This fine collection of classic tales by women is complemented by appropriate, unobtrusive classical music from the Naxos music catalogue, along with a booklet with biographies of the authors and readers. All of the narrators are exemplary, but Teresa Gallagher's performance of Virginia Woolf's "The Mark on the Wall" stands out. In this unusual stream-of-consciousness story, a woman sitting idly in her home notices a tiny speck on the wall, and as she wonders what it is (a hole from a nail? Dirt? An insect?) her thoughts wander to the people who owned the house previously, to history, to philosophy, to her own life and always back to the mark on the wall. Gallagher sounds completely spontaneous: listeners can easily believe that she truly is daydreaming and thinking aloud. In Katherine Mansfield's "The Garden Party," Carole Boyd's insightful performance accurately portrays British class distinctions post-WWI. Laura, an elite young girl, frets that her family should cancel their long-anticipated party out of respect when a workman is killed in front of their house, but her elders hush her, believing that "people like that" wouldn't expect them to spoil their fun. Boyd deftly creates character voices for Laura, her family, the home and garden workers, and for the poverty-stricken family that she later visits. Her reading conveys Laura's conflict between her former comfortable ignorance and her new social awareness. (Dec. 2001) Copyright 2001 Cahners Business Information.
Gr 8 Up-Five short stories by three women, each from a different English speaking culture and each recognized as both a short story writer and early feminist, are read here by three accomplished narrators.
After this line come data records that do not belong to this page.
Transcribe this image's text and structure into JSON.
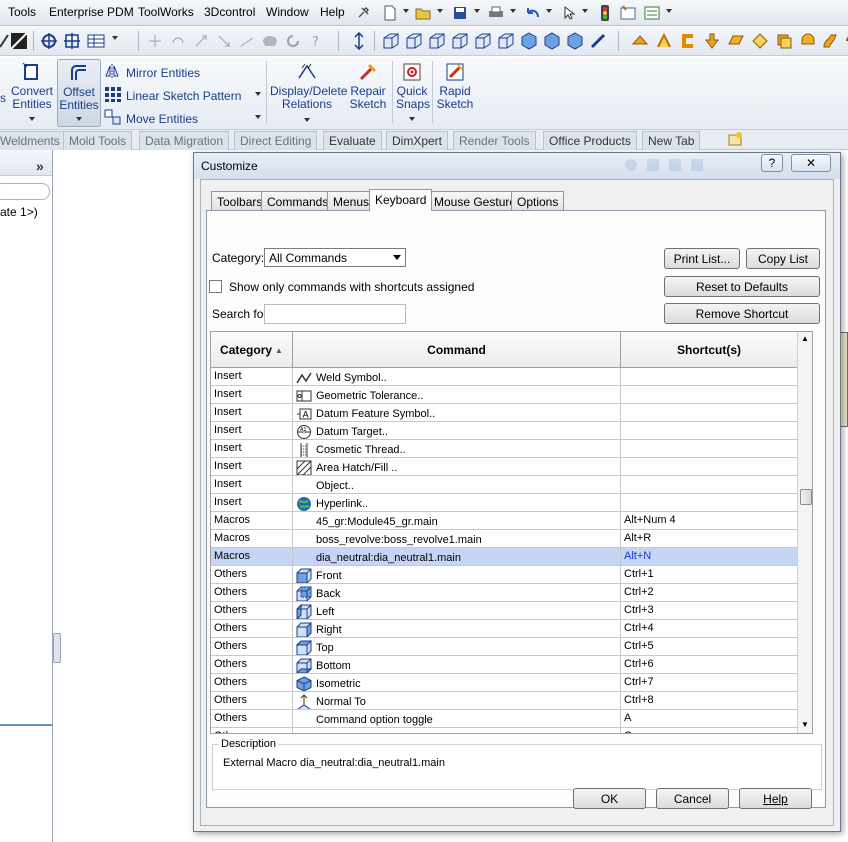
{
  "menubar": {
    "items": [
      "Tools",
      "Enterprise PDM",
      "ToolWorks",
      "3Dcontrol",
      "Window",
      "Help"
    ]
  },
  "ribbon": {
    "convert_entities": [
      "Convert",
      "Entities"
    ],
    "offset_entities": [
      "Offset",
      "Entities"
    ],
    "mirror_entities": "Mirror Entities",
    "linear_sketch_pattern": "Linear Sketch Pattern",
    "move_entities": "Move Entities",
    "display_delete_relations": [
      "Display/Delete",
      "Relations"
    ],
    "repair_sketch": [
      "Repair",
      "Sketch"
    ],
    "quick_snaps": [
      "Quick",
      "Snaps"
    ],
    "rapid_sketch": [
      "Rapid",
      "Sketch"
    ],
    "left_partial": "s"
  },
  "cm_tabs": [
    "Weldments",
    "Mold Tools",
    "Data Migration",
    "Direct Editing",
    "Evaluate",
    "DimXpert",
    "Render Tools",
    "Office Products",
    "New Tab"
  ],
  "left_panel": {
    "chevron": "»",
    "tree_item": "ate 1>)"
  },
  "dialog": {
    "title": "Customize",
    "help_glyph": "?",
    "close_glyph": "✕",
    "tabs": [
      "Toolbars",
      "Commands",
      "Menus",
      "Keyboard",
      "Mouse Gestures",
      "Options"
    ],
    "active_tab": "Keyboard",
    "category_label": "Category:",
    "category_value": "All Commands",
    "show_only_label": "Show only commands with shortcuts assigned",
    "search_label": "Search for:",
    "search_value": "",
    "buttons": {
      "print_list": "Print List...",
      "copy_list": "Copy List",
      "reset_defaults": "Reset to Defaults",
      "remove_shortcut": "Remove Shortcut",
      "ok": "OK",
      "cancel": "Cancel",
      "help": "Help"
    },
    "columns": [
      "Category",
      "Command",
      "Shortcut(s)"
    ],
    "rows": [
      {
        "category": "Insert",
        "command": "Weld Symbol..",
        "shortcut": "",
        "icon": "weld-symbol-icon"
      },
      {
        "category": "Insert",
        "command": "Geometric Tolerance..",
        "shortcut": "",
        "icon": "geometric-tolerance-icon"
      },
      {
        "category": "Insert",
        "command": "Datum Feature Symbol..",
        "shortcut": "",
        "icon": "datum-feature-icon"
      },
      {
        "category": "Insert",
        "command": "Datum Target..",
        "shortcut": "",
        "icon": "datum-target-icon"
      },
      {
        "category": "Insert",
        "command": "Cosmetic Thread..",
        "shortcut": "",
        "icon": "cosmetic-thread-icon"
      },
      {
        "category": "Insert",
        "command": "Area Hatch/Fill ..",
        "shortcut": "",
        "icon": "area-hatch-icon"
      },
      {
        "category": "Insert",
        "command": "Object..",
        "shortcut": "",
        "icon": ""
      },
      {
        "category": "Insert",
        "command": "Hyperlink..",
        "shortcut": "",
        "icon": "hyperlink-globe-icon"
      },
      {
        "category": "Macros",
        "command": "45_gr:Module45_gr.main",
        "shortcut": "Alt+Num 4",
        "icon": ""
      },
      {
        "category": "Macros",
        "command": "boss_revolve:boss_revolve1.main",
        "shortcut": "Alt+R",
        "icon": ""
      },
      {
        "category": "Macros",
        "command": "dia_neutral:dia_neutral1.main",
        "shortcut": "Alt+N",
        "icon": "",
        "selected": true
      },
      {
        "category": "Others",
        "command": "Front",
        "shortcut": "Ctrl+1",
        "icon": "view-front-icon"
      },
      {
        "category": "Others",
        "command": "Back",
        "shortcut": "Ctrl+2",
        "icon": "view-back-icon"
      },
      {
        "category": "Others",
        "command": "Left",
        "shortcut": "Ctrl+3",
        "icon": "view-left-icon"
      },
      {
        "category": "Others",
        "command": "Right",
        "shortcut": "Ctrl+4",
        "icon": "view-right-icon"
      },
      {
        "category": "Others",
        "command": "Top",
        "shortcut": "Ctrl+5",
        "icon": "view-top-icon"
      },
      {
        "category": "Others",
        "command": "Bottom",
        "shortcut": "Ctrl+6",
        "icon": "view-bottom-icon"
      },
      {
        "category": "Others",
        "command": "Isometric",
        "shortcut": "Ctrl+7",
        "icon": "view-isometric-icon"
      },
      {
        "category": "Others",
        "command": "Normal To",
        "shortcut": "Ctrl+8",
        "icon": "normal-to-icon"
      },
      {
        "category": "Others",
        "command": "Command option toggle",
        "shortcut": "A",
        "icon": ""
      },
      {
        "category": "Others",
        "command": "Expand/Collapse Tree",
        "shortcut": "C",
        "icon": ""
      }
    ],
    "description_label": "Description",
    "description_text": "External Macro dia_neutral:dia_neutral1.main"
  },
  "colors": {
    "selection": "#c5d5f5",
    "ribbon_text": "#1a3c8c",
    "shortcut_selected": "#1a3ad8"
  }
}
Katherine Mansfield's "The Garden Party" and "The Daughters of the Late Colonel" explore issues of class identity and family relations as their protagonists show off the limits and flexibility of their own self-awareness. Kate Chopin's "Ma'ame Pelagie" offers an atypical, but credible viewpoint on once-landed women experiencing the South's defeat in the American Civil War. In her "Lilacs," the scene is differently exotic: a convent in France. Finally, Virginia Woolf's "The Mark on the Wall" gives listeners a taste of the author's cerebral approach to matters of the individual's interior psychology. The first three of these stories are accessible to readers and listeners who expect the genre to offer movement from beginning to middle to end, but the last two demand more sophistication. Carole Boyd, Liza Ross, and Teresa Gallagher are well-chosen for the stories each of them reads, melding their tones both to the characters and to the writer's narrative style. None of the individual stories is abridged, although each appears in print within different collections. The publisher's typical musical interludes are chosen well to offset the period moods of both the parts and the whole.-Francisca Goldsmith, Berkeley Public Library, CA Copyright 2002 Cahners Business Information.